This isn’t what you think it is. I’ll ruin it now and tell you that Christopher Jonassen has been doing some experimental image-making with frying pans, photographing where desiccated food stuffs have corroded their bottoms, leaving traces not visually dissimilar the craters and scares on a planet. Some brief post-production removes handles and suspends them in a space-like abyss and poof! the illusion is complete. “Uncanny Frying Objects.” Sorry. (Read more)


Sleeves by Peter Saville

Posted: March 15th, 2012 | Author: James Griffin | Filed under: Design, Music | Comments Off

The title says it all really. Hours of visual porn if your a Factory fanboy.

Willie’s Cacao

Posted: March 15th, 2012 | Author: subby | Filed under: Europe, Snacks, uk | Comments Off

Designed by BrandOpus, United Kingdom.

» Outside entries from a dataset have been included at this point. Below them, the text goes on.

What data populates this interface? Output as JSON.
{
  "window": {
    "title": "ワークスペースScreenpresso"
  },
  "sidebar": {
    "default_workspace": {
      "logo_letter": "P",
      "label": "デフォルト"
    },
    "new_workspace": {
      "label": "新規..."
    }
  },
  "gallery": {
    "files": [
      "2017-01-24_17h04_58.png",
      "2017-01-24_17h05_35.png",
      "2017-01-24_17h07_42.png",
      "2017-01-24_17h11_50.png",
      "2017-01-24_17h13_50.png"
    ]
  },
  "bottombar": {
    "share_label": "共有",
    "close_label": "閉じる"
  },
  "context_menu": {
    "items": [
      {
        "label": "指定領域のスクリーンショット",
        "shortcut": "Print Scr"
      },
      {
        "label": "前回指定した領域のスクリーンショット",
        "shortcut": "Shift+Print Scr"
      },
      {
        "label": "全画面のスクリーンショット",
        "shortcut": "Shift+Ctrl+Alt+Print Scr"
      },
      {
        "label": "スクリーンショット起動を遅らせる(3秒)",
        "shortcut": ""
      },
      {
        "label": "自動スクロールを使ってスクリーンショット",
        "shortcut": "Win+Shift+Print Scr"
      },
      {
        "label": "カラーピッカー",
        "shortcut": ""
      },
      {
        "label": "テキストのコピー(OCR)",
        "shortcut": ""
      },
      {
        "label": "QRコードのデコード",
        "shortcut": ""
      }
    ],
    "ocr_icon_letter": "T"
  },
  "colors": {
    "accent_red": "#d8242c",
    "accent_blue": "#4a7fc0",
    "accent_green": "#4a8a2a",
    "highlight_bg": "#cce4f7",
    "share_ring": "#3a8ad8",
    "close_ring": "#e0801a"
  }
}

Willie’s Cacao taking ‘the adventure of real chocolate’ to a wider audience

Willie’s Cacao, the only premium chocolate maker in the UK making cacao from ‘bean to bar’, is planning to take ‘the adventure of real chocolate’ to a wider audience.

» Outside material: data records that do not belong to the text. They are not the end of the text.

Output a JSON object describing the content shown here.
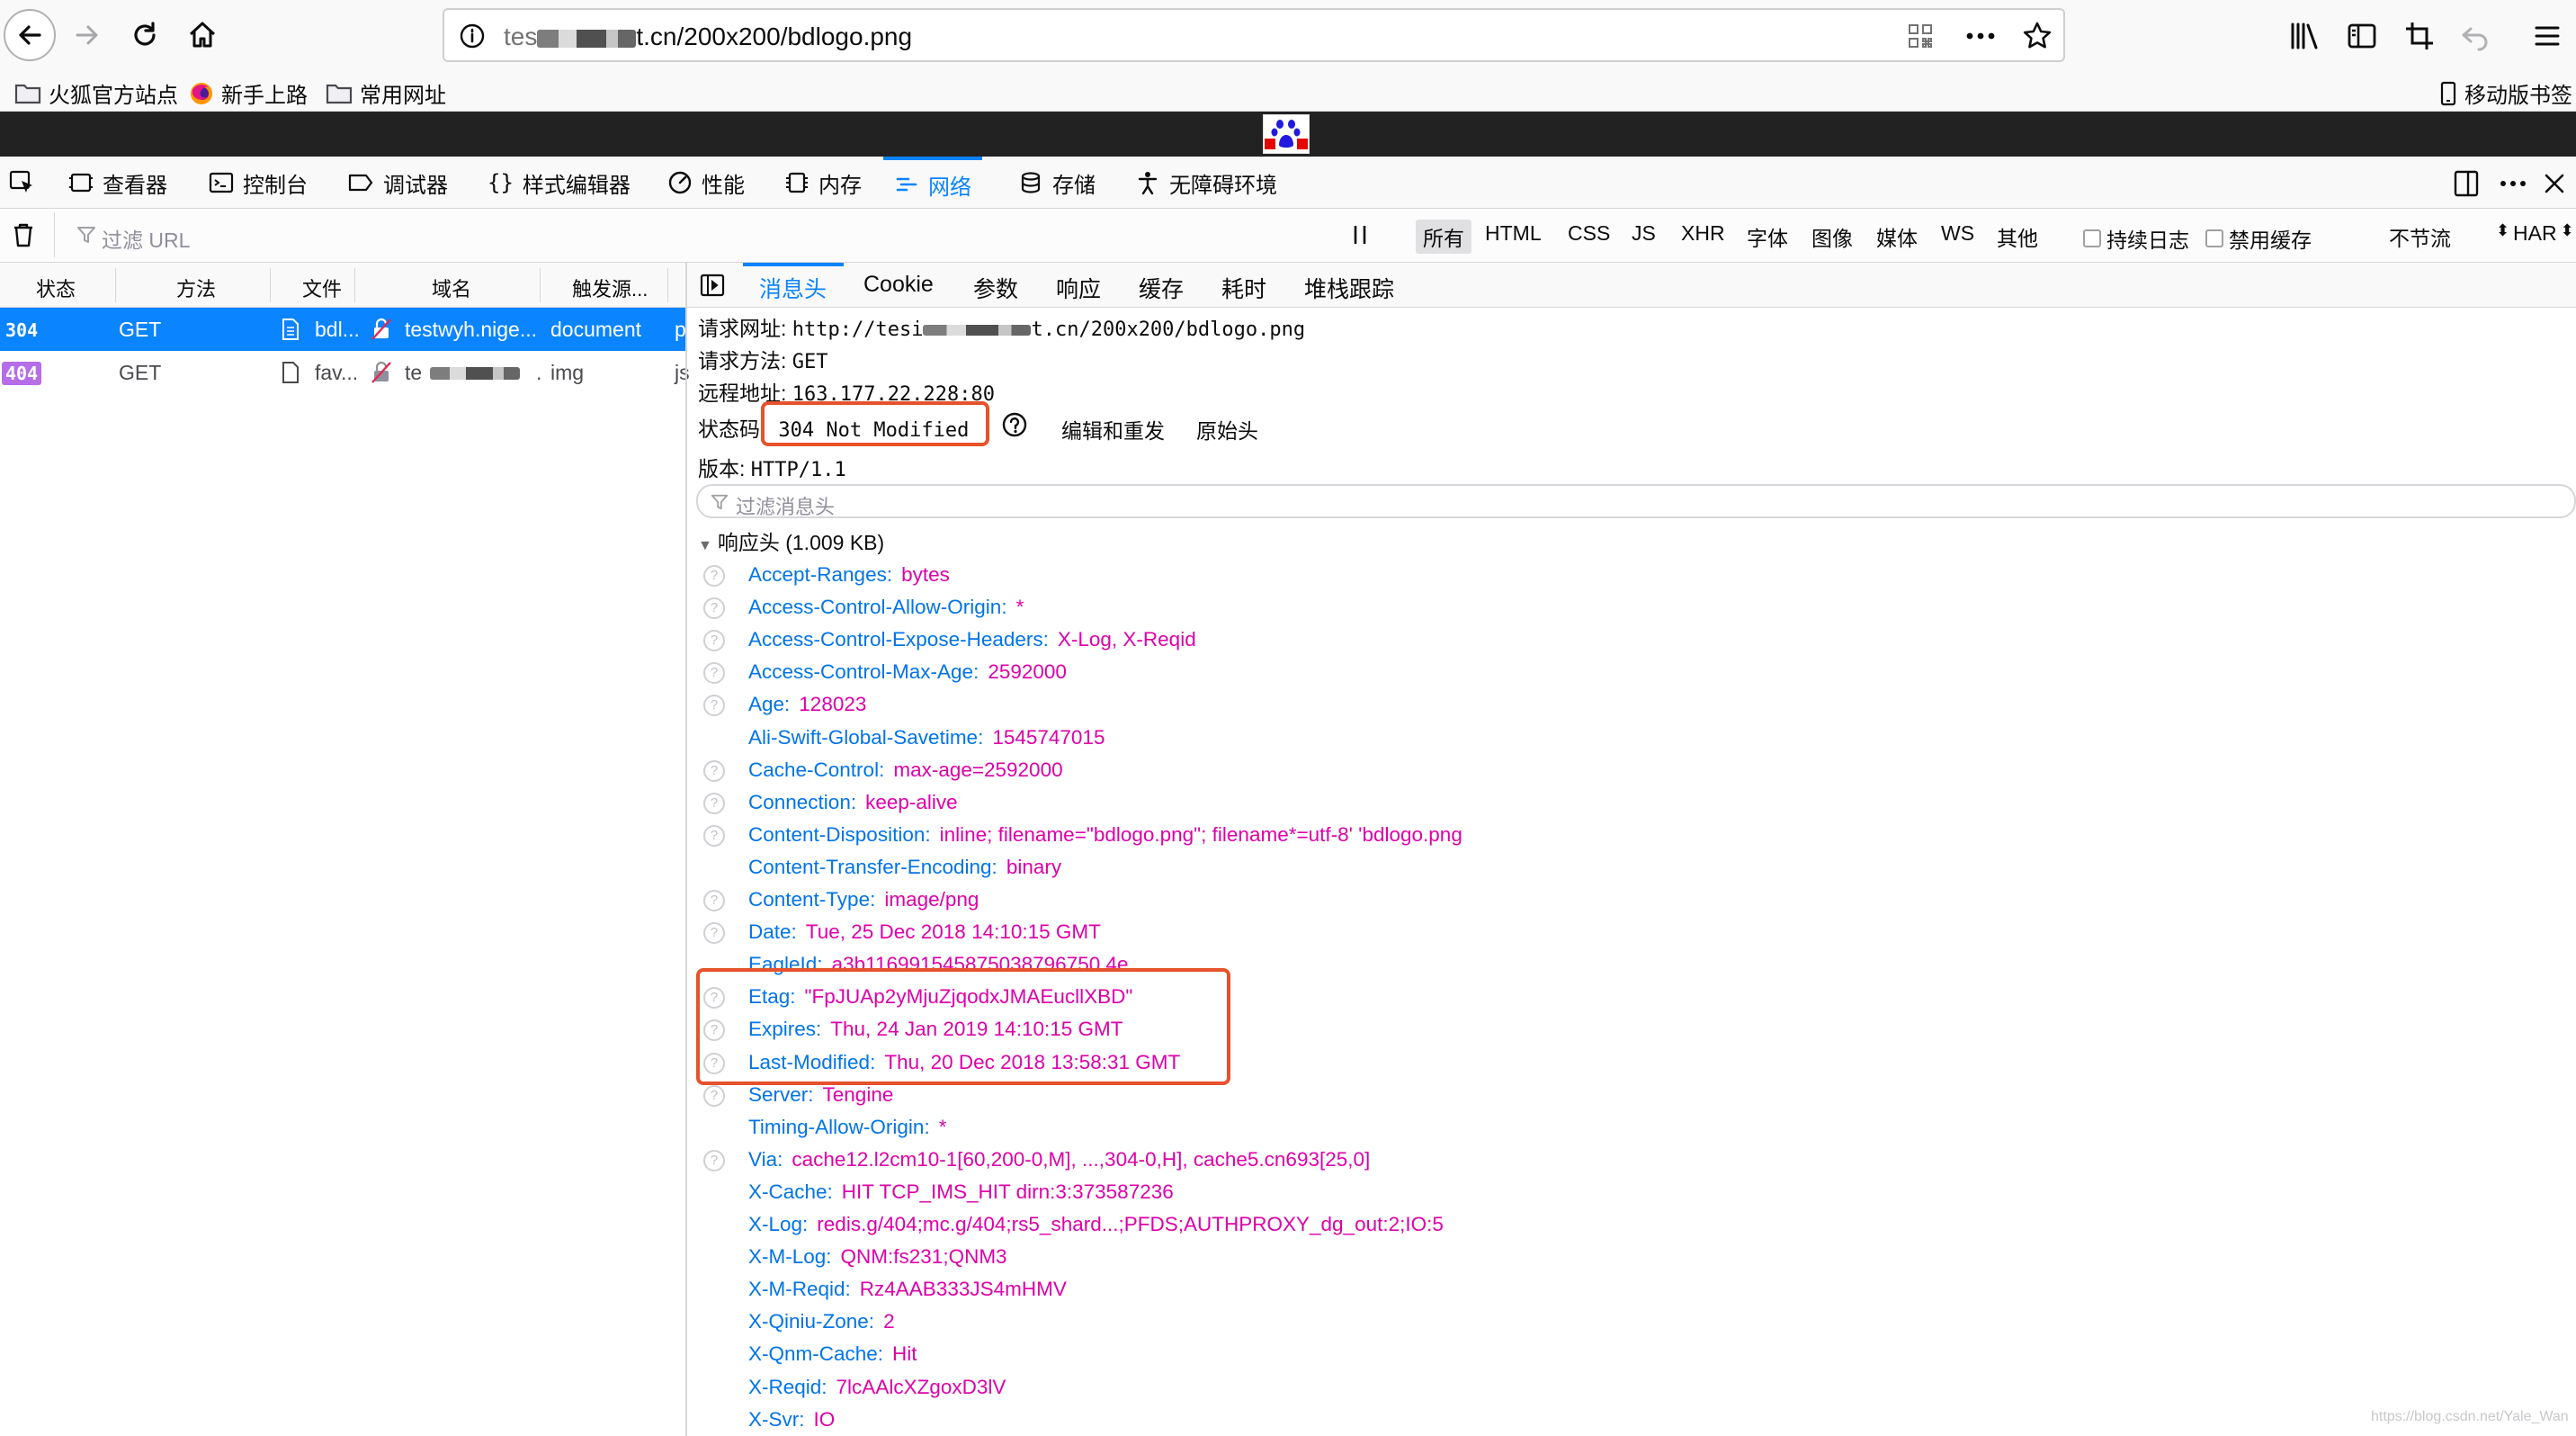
{
  "browser": {
    "url_prefix": "tes",
    "url_suffix": "t.cn/200x200/bdlogo.png",
    "bookmarks": [
      {
        "label": "火狐官方站点",
        "icon": "folder-icon"
      },
      {
        "label": "新手上路",
        "icon": "firefox-icon"
      },
      {
        "label": "常用网址",
        "icon": "folder-icon"
      }
    ],
    "mobile_bookmarks": "移动版书签"
  },
  "devtools": {
    "tabs": [
      "查看器",
      "控制台",
      "调试器",
      "样式编辑器",
      "性能",
      "内存",
      "网络",
      "存储",
      "无障碍环境"
    ],
    "active_tab": "网络"
  },
  "filter": {
    "placeholder": "过滤 URL",
    "types": [
      "所有",
      "HTML",
      "CSS",
      "JS",
      "XHR",
      "字体",
      "图像",
      "媒体",
      "WS",
      "其他"
    ],
    "persist_logs": "持续日志",
    "disable_cache": "禁用缓存",
    "throttle": "不节流",
    "har": "HAR"
  },
  "request_list": {
    "columns": [
      "状态",
      "方法",
      "文件",
      "域名",
      "触发源..."
    ],
    "rows": [
      {
        "status": "304",
        "method": "GET",
        "file": "bdl...",
        "domain": "testwyh.nige...",
        "cause": "document",
        "extra": "p"
      },
      {
        "status": "404",
        "method": "GET",
        "file": "fav...",
        "domain": "te",
        "cause": "img",
        "extra": "js"
      }
    ]
  },
  "panel": {
    "tabs": [
      "消息头",
      "Cookie",
      "参数",
      "响应",
      "缓存",
      "耗时",
      "堆栈跟踪"
    ],
    "active_tab": "消息头",
    "summary": {
      "url_label": "请求网址:",
      "url_prefix": "http://tesi",
      "url_suffix": "t.cn/200x200/bdlogo.png",
      "method_label": "请求方法:",
      "method": "GET",
      "remote_label": "远程地址:",
      "remote": "163.177.22.228:80",
      "status_label": "状态码",
      "status": "304 Not Modified",
      "edit_resend": "编辑和重发",
      "raw_headers": "原始头",
      "version_label": "版本:",
      "version": "HTTP/1.1"
    },
    "filter_placeholder": "过滤消息头",
    "response_section": "响应头 (1.009 KB)",
    "headers": [
      {
        "name": "Accept-Ranges:",
        "value": "bytes",
        "help": true
      },
      {
        "name": "Access-Control-Allow-Origin:",
        "value": "*",
        "help": true
      },
      {
        "name": "Access-Control-Expose-Headers:",
        "value": "X-Log, X-Reqid",
        "help": true
      },
      {
        "name": "Access-Control-Max-Age:",
        "value": "2592000",
        "help": true
      },
      {
        "name": "Age:",
        "value": "128023",
        "help": true
      },
      {
        "name": "Ali-Swift-Global-Savetime:",
        "value": "1545747015",
        "help": false
      },
      {
        "name": "Cache-Control:",
        "value": "max-age=2592000",
        "help": true
      },
      {
        "name": "Connection:",
        "value": "keep-alive",
        "help": true
      },
      {
        "name": "Content-Disposition:",
        "value": "inline; filename=\"bdlogo.png\"; filename*=utf-8' 'bdlogo.png",
        "help": true
      },
      {
        "name": "Content-Transfer-Encoding:",
        "value": "binary",
        "help": false
      },
      {
        "name": "Content-Type:",
        "value": "image/png",
        "help": true
      },
      {
        "name": "Date:",
        "value": "Tue, 25 Dec 2018 14:10:15 GMT",
        "help": true
      },
      {
        "name": "EagleId:",
        "value": "a3b116991545875038796750 4e",
        "help": false
      },
      {
        "name": "Etag:",
        "value": "\"FpJUAp2yMjuZjqodxJMAEucllXBD\"",
        "help": true
      },
      {
        "name": "Expires:",
        "value": "Thu, 24 Jan 2019 14:10:15 GMT",
        "help": true
      },
      {
        "name": "Last-Modified:",
        "value": "Thu, 20 Dec 2018 13:58:31 GMT",
        "help": true
      },
      {
        "name": "Server:",
        "value": "Tengine",
        "help": true
      },
      {
        "name": "Timing-Allow-Origin:",
        "value": "*",
        "help": false
      },
      {
        "name": "Via:",
        "value": "cache12.l2cm10-1[60,200-0,M], ...,304-0,H], cache5.cn693[25,0]",
        "help": true
      },
      {
        "name": "X-Cache:",
        "value": "HIT TCP_IMS_HIT dirn:3:373587236",
        "help": false
      },
      {
        "name": "X-Log:",
        "value": "redis.g/404;mc.g/404;rs5_shard...;PFDS;AUTHPROXY_dg_out:2;IO:5",
        "help": false
      },
      {
        "name": "X-M-Log:",
        "value": "QNM:fs231;QNM3",
        "help": false
      },
      {
        "name": "X-M-Reqid:",
        "value": "Rz4AAB333JS4mHMV",
        "help": false
      },
      {
        "name": "X-Qiniu-Zone:",
        "value": "2",
        "help": false
      },
      {
        "name": "X-Qnm-Cache:",
        "value": "Hit",
        "help": false
      },
      {
        "name": "X-Reqid:",
        "value": "7lcAAlcXZgoxD3lV",
        "help": false
      },
      {
        "name": "X-Svr:",
        "value": "IO",
        "help": false
      }
    ]
  },
  "watermark": "https://blog.csdn.net/Yale_Wan",
  "colors": {
    "accent": "#0a84ff",
    "header_name": "#0074e8",
    "header_value": "#dd00a9",
    "highlight_box": "#e6522c",
    "status_404": "#b66ee8"
  }
}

They are launching seven new products in a new more accessible size, and most notably, branching out into milk and white chocolate. At the same time, BrandOpus have redesigned the range to strengthen the brand identity and simplify communication. Willie Harcourt-Cooze first introduced people to the delights of the world’s great cacaos, in his Channel 4 TV documentaries and with his Chef’s 100% Cacao cylinders. Now he is making his delectable single estate eating chocolate available in a new, single 50g square.

“I want everyone to experience some of the awakening I did,” says Willie. “Like fine wines, cacaos have stunningly individual flavours and few things give me more pleasure than watching someone gasping with delight as this realisation dawns.”

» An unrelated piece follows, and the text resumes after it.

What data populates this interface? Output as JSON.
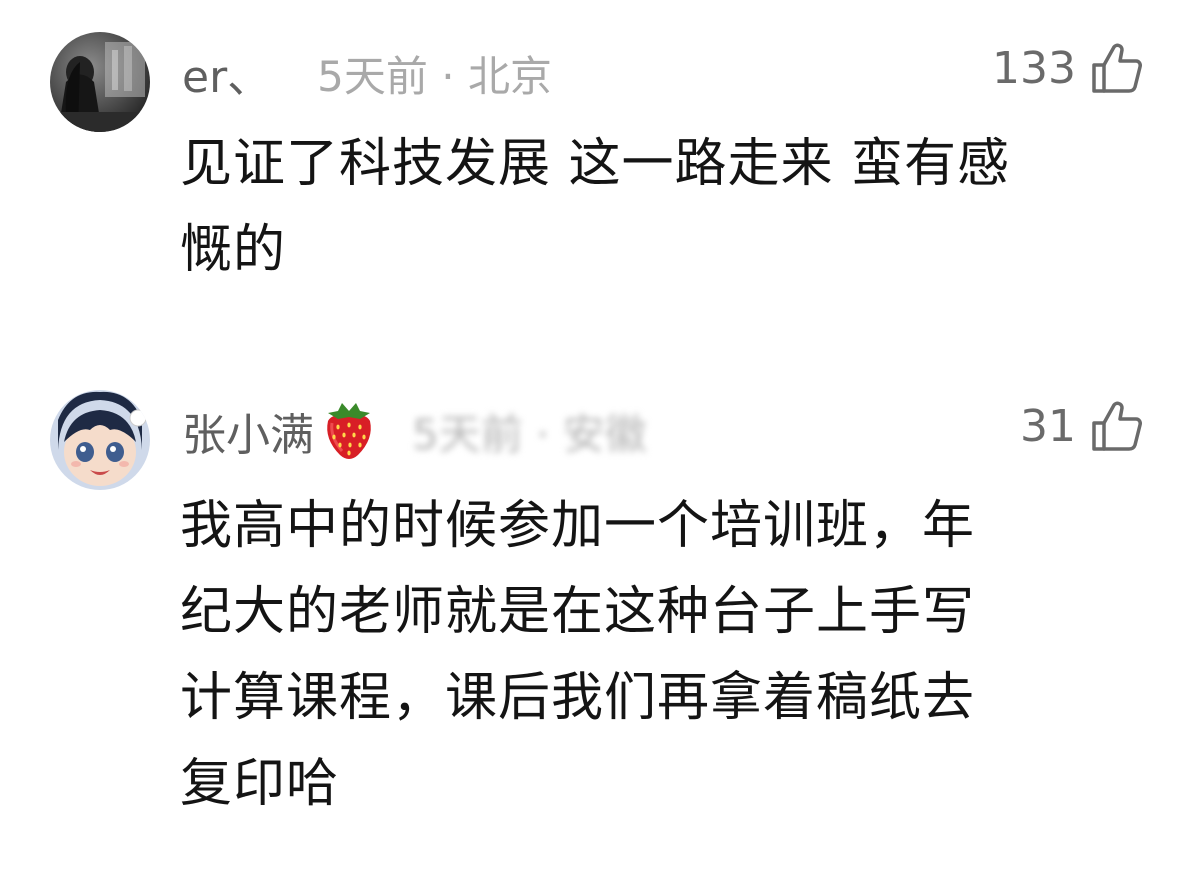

This smaller size follows the 2011 success of the 50g Fruitful range, with its perfect combinations of cacaos and inclusions like Ginger Lime. Now milk and white chocolate lovers too can join the adventures in taste. Milk of the Gods is made with 44% Rio Caribe, its complex notes of coffee and nuts dancing with the milk. The light, creamy El Blanco is a first because unlike most white chocolates, sugar is its smallest not largest ingredient, and it is made with unrefined cocoa butter so maintaining the distinct notes from the cacao.

BrandOpus developed a new confident and consistent identity for Willie’s Cacao, with the individual personalities of each product evoked through the use of colour and distinctive typography. The result is a simplified pack that achieves greater standout on shelf and is easier to navigate. The new design hits the shelf in Waitrose and top end independents in February.

David Bayus

Posted: March 15th, 2012 | Author: Liv Siddall | Filed under: Uncategorized | Comments Off


Digital collage-maker David Bayus has gone through quite a dramatic change in style of late, but is nonetheless still producing fantastic work. Well-known in his native San Francisco for his hectic, meticulously planned mixed-media collages, Bayus uses traditional techniques to convey contemporary themes and concepts. His show last year probably had the best title you could think of for an exhibition, so if you made it down to Bad Casserole, consider yourself lucky. (Read more)